The energetic and curious students are able to help short-staffed struggling police agencies who don’t have the time to dive into cold cases with the effort that is needed. The students come on board with a new look at everything and a fresh perspective. The students also learn about how to engage with victim’s families who might have not been contacted by law enforcement for a long time.

Whether dealing with families of homicide victims or missing persons, law enforcement officers and volunteers have to walk a delicate balance of offering assistance with emotionally fragile loved ones who are dealing with tragic and usually unknown circumstances.

One thing that Krebs wants to make known about missing persons is the plight of the families of missing juveniles who might have started out being “voluntarily” missing.
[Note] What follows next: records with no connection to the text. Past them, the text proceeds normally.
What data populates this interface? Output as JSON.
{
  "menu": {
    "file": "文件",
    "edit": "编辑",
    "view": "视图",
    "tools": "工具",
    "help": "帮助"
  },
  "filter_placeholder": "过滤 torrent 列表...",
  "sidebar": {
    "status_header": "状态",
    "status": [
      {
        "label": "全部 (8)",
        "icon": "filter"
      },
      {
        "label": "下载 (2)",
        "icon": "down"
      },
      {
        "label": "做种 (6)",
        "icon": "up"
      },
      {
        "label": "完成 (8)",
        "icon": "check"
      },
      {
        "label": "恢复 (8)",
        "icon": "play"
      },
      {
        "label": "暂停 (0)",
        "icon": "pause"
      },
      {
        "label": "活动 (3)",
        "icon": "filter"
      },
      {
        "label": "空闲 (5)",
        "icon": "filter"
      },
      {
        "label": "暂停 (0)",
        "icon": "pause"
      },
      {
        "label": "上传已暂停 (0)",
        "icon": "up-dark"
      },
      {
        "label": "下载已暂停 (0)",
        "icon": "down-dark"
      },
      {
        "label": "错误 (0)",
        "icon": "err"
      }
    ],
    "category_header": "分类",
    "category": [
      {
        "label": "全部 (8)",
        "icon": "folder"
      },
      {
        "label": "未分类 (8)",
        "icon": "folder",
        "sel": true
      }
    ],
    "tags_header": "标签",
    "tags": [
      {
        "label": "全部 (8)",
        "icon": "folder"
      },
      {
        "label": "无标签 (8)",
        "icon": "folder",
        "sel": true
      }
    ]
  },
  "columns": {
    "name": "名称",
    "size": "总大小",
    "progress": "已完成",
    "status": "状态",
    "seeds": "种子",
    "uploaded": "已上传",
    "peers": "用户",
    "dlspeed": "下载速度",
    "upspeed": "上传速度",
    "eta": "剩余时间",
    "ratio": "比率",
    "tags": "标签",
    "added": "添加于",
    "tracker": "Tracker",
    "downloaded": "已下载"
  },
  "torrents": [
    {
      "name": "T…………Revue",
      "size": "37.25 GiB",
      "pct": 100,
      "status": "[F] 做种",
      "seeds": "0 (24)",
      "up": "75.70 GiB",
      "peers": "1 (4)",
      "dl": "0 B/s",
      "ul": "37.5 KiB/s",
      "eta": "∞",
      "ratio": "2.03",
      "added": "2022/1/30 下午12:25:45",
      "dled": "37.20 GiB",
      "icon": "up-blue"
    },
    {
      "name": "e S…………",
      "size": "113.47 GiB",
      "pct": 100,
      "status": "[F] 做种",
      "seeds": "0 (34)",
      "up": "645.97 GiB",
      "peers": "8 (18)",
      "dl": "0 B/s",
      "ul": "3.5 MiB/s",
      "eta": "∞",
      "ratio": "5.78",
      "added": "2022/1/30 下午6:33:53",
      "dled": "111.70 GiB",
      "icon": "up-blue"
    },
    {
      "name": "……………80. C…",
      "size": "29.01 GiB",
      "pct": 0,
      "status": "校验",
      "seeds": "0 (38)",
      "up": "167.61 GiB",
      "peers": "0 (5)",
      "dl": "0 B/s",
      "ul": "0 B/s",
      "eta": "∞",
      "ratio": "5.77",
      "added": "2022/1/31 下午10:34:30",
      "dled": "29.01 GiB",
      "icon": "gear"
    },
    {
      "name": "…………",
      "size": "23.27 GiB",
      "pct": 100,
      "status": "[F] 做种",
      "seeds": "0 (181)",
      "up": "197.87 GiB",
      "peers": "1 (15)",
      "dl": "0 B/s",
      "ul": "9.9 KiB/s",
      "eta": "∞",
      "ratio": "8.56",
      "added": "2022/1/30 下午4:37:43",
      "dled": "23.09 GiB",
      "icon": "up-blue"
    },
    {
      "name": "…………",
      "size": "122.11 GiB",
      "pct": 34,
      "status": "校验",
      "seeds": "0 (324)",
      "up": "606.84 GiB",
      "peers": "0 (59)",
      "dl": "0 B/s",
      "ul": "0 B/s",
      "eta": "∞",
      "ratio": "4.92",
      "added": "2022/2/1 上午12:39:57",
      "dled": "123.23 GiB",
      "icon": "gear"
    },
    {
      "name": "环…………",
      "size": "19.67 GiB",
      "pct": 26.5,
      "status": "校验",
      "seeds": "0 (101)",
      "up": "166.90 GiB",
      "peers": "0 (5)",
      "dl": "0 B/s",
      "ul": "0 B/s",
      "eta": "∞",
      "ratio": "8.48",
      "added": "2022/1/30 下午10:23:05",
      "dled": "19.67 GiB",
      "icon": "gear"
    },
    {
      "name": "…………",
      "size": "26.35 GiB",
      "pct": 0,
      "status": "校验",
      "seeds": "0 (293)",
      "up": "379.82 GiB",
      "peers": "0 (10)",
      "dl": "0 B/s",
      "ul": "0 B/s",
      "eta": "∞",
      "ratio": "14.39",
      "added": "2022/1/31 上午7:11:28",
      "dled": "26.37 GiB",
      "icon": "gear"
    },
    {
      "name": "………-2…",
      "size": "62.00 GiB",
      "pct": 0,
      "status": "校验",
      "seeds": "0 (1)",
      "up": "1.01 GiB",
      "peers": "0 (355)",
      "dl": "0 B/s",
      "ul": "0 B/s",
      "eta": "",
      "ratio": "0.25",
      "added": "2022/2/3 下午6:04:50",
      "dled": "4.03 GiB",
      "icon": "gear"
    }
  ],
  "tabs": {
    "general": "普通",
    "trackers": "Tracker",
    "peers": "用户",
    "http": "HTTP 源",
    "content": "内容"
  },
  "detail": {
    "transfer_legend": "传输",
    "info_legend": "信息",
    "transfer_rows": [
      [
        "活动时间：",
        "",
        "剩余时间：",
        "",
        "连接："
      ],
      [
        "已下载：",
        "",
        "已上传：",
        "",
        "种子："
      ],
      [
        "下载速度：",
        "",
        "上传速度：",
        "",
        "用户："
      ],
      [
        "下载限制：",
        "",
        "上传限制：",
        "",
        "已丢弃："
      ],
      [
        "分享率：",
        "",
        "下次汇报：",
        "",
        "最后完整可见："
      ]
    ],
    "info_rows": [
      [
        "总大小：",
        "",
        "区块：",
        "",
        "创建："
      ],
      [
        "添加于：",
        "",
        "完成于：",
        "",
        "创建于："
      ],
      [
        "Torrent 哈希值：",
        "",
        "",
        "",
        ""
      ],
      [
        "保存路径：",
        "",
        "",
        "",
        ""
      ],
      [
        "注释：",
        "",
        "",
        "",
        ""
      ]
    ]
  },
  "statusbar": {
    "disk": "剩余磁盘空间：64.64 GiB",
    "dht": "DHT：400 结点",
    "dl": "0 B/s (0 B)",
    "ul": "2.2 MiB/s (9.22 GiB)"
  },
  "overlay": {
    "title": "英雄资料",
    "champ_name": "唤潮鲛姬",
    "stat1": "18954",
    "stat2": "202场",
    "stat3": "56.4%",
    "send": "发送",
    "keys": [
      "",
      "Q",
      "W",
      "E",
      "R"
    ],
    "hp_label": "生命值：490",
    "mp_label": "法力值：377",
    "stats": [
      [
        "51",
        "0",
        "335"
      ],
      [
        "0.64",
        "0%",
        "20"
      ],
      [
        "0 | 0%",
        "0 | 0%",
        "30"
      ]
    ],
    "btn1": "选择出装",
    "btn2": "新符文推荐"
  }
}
She said that it’s good to remember that “their families feel the same either way whether they went missing voluntarily or they went missing by foul play.” She said it’s a scary situation for the family and their loved ones can’t be dismissed as just runaways these days with the amount of human trafficking and drug overdoses currently going on in the country. It’s still a “missing child” and it’s a situation that is terrifying to their family.

We’ve definitely come a long way from the days of only seeing missing people on milk cartons. We’re now living in a world with more of an opportunity to solve crimes and find missing people with Amber Alerts, social media posts, GPS, cell phone data, cell phone alerts, texting, doorbell cameras, true crime TV shows and podcasts, and genetic genealogy to assist in finding missing persons, identifying human remains and solving murder cases.

But it also takes humans. It takes a dedication and a creativity to take a mountain of information and about 10,000 puzzle pieces that need to be put together. It takes a great mind. Or two. Or more.

Helen Nielsen, author of mysteries and TV scripts for shows like “Perry Mason” and “Alfred Hitchcock Presents” said, “Imagination (is) to building a police case what mortar is to a bricklayer.”